-------- Data extract
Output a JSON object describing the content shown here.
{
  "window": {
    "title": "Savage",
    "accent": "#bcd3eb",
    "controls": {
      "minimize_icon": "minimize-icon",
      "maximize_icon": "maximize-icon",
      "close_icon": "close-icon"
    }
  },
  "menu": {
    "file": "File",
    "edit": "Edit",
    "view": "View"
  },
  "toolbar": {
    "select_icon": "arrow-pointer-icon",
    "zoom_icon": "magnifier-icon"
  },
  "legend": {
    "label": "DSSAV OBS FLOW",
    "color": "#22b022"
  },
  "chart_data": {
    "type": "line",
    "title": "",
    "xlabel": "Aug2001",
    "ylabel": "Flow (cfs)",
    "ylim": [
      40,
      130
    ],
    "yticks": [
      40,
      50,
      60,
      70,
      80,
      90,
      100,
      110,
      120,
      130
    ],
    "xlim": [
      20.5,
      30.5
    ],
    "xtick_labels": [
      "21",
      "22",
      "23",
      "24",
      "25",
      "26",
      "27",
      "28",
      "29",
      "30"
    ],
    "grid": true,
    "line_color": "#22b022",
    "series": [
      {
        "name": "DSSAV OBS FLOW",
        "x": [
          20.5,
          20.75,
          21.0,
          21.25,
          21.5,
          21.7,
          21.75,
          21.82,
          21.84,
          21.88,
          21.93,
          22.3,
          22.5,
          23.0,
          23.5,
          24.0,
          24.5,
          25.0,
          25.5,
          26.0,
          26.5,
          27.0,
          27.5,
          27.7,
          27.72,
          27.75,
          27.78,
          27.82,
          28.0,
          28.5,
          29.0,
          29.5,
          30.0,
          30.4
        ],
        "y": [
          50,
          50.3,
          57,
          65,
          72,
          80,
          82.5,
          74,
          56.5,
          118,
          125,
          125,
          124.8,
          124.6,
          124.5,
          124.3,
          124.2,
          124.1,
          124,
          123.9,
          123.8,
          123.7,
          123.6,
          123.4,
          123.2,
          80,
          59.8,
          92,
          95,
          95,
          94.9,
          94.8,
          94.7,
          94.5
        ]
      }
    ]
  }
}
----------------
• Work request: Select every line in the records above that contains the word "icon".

• Output for this task:
      "minimize_icon": "minimize-icon",
      "maximize_icon": "maximize-icon",
      "close_icon": "close-icon"
    "select_icon": "arrow-pointer-icon",
    "zoom_icon": "magnifier-icon"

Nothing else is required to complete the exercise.